A performance-minded deal comes as direct response advertising now accounts for more than half of Snap’s global revenue, according to Vice President of Global Agency Partnerships David Roter. Snap and Dentsu have frequently collaborated, including through an innovation partnership struck in September 2020 that sees the platform work on agency initiatives like the group’s Attention Economy and Attention Ads Lab.
Snap is deepening its ties to Dentsu as performance marketing becomes a more significant growth driver in the social media category. Snapchat’s direct response business has grown at a faster rate than its brand advertising segment in recent years, executives previously stated, putting a larger onus on the platform to prove return on investment (ROI) and fortify performance-minded solutions.
“All media has become performance media. Every dollar needs to be held accountable, regardless of where it sits in the mix or the funnel,” Doug Rozen, CEO of Dentsu Media, Americas, said in a press statement. “Clients are seeking ways to diversify their social activity while maintaining performance levels. Our new partnership with Snap pushes the future boundaries of performance like never before.”
The current performance boom has been driven by the accelerated adoption of channels like e-commerce and retail media under the pandemic. Snap has introduced a variety of new shopping tools and the ability to link those features closer to its established know-how in spaces like AR. In September, it teamed with Dentsu rival WPP on an AR Lab focused on bridging the gap between commerce and AR.
At the same time, ad targeting and measurement are getting more challenging as social platforms contend with a number of exterior disruptions, namely Apple making its Identifier for Advertisers (IDFA) an opt-in feature by default. IDFA is a unique identifier embedded in the iPhone maker’s devices that helps companies keep tabs on consumer habits. Since Apple introduced the changes as part of an iOS update over the summer, marketers have felt a hit to performance, spurring some to seek other methods of engaging consumers. Google’s plans to deprecate third-party cookies, a bedrock ad-targeting method, is expected to further complicate digital strategies once it goes into effect in 2023.
“The digital landscape is evolving with iOS15 and eventually a cookieless world,” Stef Smith, head of paid social at Dentsu, said in a press statement. “The one-size fits all approach to performance media is over as clients demand impactful progress for privacy centric measurement.”
Snap missed on revenue expectations in the third quarter, a stumble it largely attributed to the IDFA tweaks. The Snapchat owner piloted an alternative measurement solution from Apple called SKAdNetwork, or SKAN, earlier this year, but eventually found the tool frustrating.

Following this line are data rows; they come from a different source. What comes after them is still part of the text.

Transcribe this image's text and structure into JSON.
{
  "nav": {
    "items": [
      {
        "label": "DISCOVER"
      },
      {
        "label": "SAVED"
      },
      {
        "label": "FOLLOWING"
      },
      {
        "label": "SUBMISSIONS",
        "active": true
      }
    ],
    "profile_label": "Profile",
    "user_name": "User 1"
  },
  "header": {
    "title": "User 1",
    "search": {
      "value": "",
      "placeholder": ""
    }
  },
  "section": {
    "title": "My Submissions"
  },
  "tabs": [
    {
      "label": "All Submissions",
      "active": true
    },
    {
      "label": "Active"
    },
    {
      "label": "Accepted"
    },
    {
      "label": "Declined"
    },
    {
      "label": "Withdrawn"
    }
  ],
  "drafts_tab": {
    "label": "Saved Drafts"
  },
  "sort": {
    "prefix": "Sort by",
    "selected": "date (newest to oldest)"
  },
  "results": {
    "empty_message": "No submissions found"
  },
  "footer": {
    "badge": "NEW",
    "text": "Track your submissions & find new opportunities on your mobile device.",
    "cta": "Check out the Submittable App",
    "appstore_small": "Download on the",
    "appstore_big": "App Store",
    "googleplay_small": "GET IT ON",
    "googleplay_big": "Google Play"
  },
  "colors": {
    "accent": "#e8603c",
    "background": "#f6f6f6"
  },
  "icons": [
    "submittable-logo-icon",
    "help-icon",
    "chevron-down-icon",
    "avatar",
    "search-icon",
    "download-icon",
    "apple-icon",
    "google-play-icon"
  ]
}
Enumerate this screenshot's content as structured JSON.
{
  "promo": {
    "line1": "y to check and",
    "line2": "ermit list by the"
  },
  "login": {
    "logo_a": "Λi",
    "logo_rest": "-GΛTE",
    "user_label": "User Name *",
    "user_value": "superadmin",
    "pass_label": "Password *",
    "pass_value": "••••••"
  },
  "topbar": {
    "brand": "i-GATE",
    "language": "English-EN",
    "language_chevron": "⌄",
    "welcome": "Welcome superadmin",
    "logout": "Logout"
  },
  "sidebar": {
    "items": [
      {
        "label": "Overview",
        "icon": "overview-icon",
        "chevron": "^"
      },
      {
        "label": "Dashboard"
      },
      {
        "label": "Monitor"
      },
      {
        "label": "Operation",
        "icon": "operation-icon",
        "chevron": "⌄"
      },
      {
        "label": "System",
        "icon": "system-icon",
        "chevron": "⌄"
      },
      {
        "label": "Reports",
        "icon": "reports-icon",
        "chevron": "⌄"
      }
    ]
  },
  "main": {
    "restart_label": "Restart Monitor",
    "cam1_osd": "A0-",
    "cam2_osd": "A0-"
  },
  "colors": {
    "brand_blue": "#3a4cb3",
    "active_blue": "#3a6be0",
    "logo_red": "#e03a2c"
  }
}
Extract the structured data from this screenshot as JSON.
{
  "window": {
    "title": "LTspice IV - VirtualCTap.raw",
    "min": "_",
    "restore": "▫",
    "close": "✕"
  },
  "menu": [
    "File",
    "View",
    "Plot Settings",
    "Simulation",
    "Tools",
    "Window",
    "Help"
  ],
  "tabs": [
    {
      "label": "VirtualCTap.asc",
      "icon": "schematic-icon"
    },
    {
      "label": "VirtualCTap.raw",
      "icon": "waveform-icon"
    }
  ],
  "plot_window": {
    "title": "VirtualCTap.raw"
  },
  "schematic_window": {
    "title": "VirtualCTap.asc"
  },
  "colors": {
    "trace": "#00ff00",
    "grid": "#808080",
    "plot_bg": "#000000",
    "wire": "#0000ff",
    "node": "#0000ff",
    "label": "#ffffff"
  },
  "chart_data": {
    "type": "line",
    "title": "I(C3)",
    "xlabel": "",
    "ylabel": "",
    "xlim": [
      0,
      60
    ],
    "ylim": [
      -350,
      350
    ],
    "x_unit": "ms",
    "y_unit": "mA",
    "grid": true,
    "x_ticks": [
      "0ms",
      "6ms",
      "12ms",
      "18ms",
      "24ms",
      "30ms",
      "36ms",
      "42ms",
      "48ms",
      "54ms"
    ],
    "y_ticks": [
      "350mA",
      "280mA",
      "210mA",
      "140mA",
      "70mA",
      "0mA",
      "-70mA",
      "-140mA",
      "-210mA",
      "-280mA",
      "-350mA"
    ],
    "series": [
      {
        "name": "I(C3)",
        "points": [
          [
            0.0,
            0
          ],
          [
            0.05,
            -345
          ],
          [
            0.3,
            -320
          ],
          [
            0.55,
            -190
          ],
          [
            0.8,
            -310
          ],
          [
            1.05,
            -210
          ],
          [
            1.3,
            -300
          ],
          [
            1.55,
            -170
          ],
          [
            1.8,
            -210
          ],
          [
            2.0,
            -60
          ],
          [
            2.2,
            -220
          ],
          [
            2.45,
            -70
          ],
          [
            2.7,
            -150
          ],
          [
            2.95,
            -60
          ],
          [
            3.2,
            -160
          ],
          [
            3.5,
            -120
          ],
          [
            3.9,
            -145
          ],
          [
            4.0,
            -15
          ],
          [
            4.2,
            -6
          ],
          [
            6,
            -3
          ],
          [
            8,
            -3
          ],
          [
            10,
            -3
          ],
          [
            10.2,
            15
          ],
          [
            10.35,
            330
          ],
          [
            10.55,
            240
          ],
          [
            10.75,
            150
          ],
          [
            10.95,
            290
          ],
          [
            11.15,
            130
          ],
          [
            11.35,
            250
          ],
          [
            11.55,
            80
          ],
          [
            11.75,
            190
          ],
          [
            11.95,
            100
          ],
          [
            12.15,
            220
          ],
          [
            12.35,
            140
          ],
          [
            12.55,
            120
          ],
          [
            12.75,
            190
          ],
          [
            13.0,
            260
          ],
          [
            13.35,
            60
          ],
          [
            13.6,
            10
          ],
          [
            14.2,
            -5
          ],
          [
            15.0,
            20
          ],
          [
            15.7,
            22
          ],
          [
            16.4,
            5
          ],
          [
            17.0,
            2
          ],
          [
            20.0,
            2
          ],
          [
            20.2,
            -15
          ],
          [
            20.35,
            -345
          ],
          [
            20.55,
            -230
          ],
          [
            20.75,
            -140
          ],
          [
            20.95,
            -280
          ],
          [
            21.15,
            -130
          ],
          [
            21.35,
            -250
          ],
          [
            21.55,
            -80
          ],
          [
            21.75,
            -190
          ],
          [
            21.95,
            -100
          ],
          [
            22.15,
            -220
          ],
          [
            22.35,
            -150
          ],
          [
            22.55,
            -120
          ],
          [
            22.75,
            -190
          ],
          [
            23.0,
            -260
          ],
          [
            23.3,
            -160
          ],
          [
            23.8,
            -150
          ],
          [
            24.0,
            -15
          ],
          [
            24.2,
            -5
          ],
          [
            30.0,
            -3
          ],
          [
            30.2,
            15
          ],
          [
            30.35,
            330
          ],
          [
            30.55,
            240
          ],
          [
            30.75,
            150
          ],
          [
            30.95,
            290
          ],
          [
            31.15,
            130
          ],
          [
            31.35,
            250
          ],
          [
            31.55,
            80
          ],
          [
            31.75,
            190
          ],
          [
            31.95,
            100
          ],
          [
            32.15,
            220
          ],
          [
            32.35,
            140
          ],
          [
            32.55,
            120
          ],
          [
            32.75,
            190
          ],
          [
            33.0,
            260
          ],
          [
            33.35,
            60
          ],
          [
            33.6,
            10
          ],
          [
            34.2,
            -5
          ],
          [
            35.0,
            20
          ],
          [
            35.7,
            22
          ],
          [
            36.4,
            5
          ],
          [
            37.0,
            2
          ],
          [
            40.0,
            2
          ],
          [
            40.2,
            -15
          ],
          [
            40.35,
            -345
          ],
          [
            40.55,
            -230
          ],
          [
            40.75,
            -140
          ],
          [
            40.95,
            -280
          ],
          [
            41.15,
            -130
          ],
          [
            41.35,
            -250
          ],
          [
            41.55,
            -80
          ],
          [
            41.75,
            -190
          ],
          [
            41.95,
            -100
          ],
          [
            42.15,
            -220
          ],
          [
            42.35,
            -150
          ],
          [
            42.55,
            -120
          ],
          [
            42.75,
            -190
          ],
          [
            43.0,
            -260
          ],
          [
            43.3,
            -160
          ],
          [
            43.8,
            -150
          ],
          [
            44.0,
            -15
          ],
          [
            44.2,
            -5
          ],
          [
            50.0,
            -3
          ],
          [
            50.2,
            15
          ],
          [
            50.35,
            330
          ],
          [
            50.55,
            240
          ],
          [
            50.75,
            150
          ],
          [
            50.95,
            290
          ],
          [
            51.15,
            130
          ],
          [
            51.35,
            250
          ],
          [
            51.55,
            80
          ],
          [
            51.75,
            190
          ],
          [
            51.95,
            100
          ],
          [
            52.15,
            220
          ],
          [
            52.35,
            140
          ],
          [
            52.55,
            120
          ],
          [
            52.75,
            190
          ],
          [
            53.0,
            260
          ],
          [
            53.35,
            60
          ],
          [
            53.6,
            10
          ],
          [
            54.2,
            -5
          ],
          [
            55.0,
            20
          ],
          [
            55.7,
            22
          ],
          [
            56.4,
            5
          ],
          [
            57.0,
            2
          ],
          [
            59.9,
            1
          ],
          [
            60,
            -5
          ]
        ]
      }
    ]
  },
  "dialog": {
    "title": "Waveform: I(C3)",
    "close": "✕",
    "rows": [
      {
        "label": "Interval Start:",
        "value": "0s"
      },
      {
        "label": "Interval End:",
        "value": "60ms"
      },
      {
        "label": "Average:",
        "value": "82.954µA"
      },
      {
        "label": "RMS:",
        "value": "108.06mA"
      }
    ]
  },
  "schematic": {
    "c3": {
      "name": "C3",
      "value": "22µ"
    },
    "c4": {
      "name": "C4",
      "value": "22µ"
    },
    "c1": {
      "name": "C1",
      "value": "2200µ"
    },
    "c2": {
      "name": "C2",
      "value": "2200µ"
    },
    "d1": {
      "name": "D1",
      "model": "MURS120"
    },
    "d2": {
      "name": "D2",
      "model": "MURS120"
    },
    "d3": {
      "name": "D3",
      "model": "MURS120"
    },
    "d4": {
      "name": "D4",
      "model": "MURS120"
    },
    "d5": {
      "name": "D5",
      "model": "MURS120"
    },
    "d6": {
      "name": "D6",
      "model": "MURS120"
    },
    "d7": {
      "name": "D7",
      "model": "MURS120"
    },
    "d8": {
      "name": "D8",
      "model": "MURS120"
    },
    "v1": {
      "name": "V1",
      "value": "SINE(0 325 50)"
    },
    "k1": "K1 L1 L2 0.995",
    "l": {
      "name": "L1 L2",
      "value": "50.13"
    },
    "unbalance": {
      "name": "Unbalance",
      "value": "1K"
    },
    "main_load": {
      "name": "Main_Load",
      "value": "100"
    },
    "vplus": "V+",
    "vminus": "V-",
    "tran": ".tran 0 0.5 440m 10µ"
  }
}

Snap Chief Business Officer Jeremi Gorman told analysts on a call discussing the earnings that, over time, SKAN results started to meaningfully diverge from those produced by other first- and third-party measurement solutions.
The latest performance and measurement partnership with Dentsu could help alleviate some advertisers’ concerns and provide them a clearer view of how their efforts are resonating with Snapchat’s typically young user base. Agency clients will have access to resources such as “enhanced media ROI learning agendas, platform expansion adoption tactics, and bespoke privacy-centric insights,” per the release.
The news builds on other collaborations between Snap and Dentsu. The two work together on a measurement lab that draws on the agency group’s media effectiveness teams; a performance product council; performance optimization offerings; and custom performance and insights reports. Dentsu’s Attention Economy research program, which formed in 2018, last month produced a report that claimed Snapchat’s video ad formats attract more user attention compared to other top social media apps.